Fianna Fáil’s Health Spokesperson, Billy Kelleher has said that complacency has set in across Government, and in particular in the Department of Health, about the level of overcrowding in our public hospital system.
“I find it startling that Minister Harris has been more or less absent for the past week when Emergency Department overcrowding levels have hovered consistently about 400. Today, the figure hit 601.
“Why is it that our national health providers are no longer shocked at these figures? Something has clearly gone wrong, and a focus on patient care has been lost when the Minister and the Government discuss overcrowding.
“The simple fact is that there is not enough capacity in the acute hospital network to deal with the volume of cases coming via Emergency Departments.
“What is also evident is that there are those in our acute hospitals who could be better cared for in step-down community facilities, or in nursing homes.
“However, where are the facilities to let them leave the acute hospital network? There are major issues in both the public and private sectors.
“Nursing Homes Ireland believe that at the start of 2016, there were 742 beds available in 172 nursing homes around the country.
“In addition, the HSE has confirmed to me that there has been an 18% drop in the number of state-owned nursing home bases between 2010 and 2016.
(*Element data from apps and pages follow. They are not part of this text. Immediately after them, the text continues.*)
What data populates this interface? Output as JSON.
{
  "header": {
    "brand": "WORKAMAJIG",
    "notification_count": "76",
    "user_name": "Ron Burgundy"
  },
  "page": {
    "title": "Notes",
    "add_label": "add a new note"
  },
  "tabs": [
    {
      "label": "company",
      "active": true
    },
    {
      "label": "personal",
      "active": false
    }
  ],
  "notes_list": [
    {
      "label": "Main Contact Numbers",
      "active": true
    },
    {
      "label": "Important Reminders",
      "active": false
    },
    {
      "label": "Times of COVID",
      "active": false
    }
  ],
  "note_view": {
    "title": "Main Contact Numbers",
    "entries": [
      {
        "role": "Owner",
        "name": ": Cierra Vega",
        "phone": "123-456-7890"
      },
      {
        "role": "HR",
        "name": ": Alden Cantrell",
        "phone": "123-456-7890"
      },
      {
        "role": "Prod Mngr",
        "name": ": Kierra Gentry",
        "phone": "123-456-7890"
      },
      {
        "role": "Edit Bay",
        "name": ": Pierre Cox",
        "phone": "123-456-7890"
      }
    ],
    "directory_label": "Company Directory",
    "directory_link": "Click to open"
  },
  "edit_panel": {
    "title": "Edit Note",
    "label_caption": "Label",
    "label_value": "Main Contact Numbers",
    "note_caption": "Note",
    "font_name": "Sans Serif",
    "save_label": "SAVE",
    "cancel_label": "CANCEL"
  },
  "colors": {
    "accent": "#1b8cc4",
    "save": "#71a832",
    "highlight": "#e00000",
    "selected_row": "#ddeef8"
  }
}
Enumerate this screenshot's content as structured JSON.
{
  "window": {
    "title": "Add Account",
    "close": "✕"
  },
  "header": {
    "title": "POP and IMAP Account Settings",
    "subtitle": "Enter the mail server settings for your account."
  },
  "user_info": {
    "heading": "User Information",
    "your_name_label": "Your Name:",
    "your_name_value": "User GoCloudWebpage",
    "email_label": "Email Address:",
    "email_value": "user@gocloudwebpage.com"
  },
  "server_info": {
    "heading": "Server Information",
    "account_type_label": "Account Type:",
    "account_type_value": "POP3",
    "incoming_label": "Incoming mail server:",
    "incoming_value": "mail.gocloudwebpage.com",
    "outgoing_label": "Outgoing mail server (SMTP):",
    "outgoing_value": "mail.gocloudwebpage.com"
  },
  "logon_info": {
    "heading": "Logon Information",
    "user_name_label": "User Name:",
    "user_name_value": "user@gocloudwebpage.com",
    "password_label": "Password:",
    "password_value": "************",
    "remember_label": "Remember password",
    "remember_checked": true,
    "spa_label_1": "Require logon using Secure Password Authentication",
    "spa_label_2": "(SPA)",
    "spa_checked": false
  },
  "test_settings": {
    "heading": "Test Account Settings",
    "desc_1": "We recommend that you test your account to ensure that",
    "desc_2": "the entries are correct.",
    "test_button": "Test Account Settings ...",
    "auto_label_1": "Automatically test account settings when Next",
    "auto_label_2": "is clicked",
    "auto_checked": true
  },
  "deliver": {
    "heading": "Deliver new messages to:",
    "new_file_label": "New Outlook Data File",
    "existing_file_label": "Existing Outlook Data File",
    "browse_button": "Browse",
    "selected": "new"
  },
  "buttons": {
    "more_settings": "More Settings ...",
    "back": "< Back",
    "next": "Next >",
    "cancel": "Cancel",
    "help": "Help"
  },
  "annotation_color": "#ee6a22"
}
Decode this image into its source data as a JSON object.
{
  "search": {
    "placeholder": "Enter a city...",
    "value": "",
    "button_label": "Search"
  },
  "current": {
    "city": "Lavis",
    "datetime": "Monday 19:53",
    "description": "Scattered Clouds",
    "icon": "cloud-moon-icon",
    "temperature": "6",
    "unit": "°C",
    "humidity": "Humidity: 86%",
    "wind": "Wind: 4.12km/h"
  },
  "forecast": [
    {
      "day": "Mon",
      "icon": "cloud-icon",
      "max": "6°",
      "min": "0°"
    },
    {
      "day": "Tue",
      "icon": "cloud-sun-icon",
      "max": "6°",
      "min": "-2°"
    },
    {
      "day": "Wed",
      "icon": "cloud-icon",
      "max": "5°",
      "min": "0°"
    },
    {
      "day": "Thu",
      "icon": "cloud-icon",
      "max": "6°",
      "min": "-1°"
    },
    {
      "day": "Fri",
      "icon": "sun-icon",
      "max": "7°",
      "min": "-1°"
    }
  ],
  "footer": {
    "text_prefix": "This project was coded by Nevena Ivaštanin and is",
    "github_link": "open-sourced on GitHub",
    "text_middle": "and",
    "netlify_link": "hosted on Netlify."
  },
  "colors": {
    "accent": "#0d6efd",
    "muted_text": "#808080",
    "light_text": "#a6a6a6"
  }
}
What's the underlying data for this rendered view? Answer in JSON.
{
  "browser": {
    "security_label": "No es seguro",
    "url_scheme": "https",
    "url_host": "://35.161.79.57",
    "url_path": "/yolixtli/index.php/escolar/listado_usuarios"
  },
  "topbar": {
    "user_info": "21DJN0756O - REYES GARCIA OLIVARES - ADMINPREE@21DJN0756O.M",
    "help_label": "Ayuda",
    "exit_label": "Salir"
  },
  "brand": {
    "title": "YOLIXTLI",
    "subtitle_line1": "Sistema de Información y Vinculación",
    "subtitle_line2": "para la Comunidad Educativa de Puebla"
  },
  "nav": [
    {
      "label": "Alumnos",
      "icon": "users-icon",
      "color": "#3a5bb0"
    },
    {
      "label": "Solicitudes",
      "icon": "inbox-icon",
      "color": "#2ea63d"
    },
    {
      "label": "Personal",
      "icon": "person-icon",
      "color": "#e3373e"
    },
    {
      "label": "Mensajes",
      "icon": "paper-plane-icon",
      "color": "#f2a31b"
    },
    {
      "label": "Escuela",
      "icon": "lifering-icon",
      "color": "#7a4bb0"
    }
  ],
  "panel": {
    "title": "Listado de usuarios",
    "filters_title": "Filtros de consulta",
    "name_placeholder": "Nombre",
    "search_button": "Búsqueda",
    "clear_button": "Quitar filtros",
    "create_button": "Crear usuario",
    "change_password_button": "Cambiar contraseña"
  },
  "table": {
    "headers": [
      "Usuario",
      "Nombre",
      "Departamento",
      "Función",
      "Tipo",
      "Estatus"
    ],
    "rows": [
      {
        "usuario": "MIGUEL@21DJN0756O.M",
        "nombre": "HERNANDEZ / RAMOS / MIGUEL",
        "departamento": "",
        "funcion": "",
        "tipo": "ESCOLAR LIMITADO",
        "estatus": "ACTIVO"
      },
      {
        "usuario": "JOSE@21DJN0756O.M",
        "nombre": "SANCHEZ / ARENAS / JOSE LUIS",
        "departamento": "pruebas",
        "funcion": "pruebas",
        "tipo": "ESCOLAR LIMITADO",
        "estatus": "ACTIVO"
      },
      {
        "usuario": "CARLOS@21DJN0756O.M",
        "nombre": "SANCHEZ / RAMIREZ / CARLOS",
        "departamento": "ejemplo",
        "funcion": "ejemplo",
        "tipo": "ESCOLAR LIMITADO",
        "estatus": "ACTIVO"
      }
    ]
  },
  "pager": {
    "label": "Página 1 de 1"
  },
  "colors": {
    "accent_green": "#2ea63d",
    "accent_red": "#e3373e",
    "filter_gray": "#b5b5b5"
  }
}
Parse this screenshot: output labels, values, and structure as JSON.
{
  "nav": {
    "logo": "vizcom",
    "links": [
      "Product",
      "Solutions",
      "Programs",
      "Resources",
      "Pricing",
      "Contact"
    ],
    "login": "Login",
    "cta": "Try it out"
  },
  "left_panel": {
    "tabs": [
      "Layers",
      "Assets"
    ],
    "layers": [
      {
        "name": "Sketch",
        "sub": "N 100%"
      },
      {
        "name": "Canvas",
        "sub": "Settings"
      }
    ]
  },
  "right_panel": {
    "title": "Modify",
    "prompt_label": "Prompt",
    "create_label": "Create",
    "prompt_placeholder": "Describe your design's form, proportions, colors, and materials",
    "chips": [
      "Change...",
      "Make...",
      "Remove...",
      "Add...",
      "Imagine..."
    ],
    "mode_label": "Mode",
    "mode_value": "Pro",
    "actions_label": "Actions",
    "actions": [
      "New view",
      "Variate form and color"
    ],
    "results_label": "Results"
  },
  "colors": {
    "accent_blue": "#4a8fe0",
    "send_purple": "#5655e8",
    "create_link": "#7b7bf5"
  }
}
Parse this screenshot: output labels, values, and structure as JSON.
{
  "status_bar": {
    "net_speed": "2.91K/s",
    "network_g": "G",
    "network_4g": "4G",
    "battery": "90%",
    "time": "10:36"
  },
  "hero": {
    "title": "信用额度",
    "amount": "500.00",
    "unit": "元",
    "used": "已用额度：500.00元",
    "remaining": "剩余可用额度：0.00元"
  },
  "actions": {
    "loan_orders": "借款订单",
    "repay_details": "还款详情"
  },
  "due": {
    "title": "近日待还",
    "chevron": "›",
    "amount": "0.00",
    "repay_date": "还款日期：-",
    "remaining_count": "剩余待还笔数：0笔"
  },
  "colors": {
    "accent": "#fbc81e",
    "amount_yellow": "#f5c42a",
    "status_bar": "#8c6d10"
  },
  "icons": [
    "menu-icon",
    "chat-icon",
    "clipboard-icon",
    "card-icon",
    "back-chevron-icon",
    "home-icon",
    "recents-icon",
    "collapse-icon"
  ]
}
“To me this is where the back log is coming from in many cases. Not enough patients are being discharged into the right community or nursing home setting to relieve the chronic pressure facing our emergency departments.
“Until this is realised, and additional capacity is brought on stream, we will continue to see overcrowding in our EDs.
“The Government has an opportunity as part of the midterm review of the Capital Plan Capital Review to commit to investing in our health system.
“Minister Harris must lobby his colleague, the Minister for Public Expenditure, Paschal Donoghue, to release funding, otherwise this merry-go-round of continual failure in our health system will continue for years to come,” concluded Kelleher.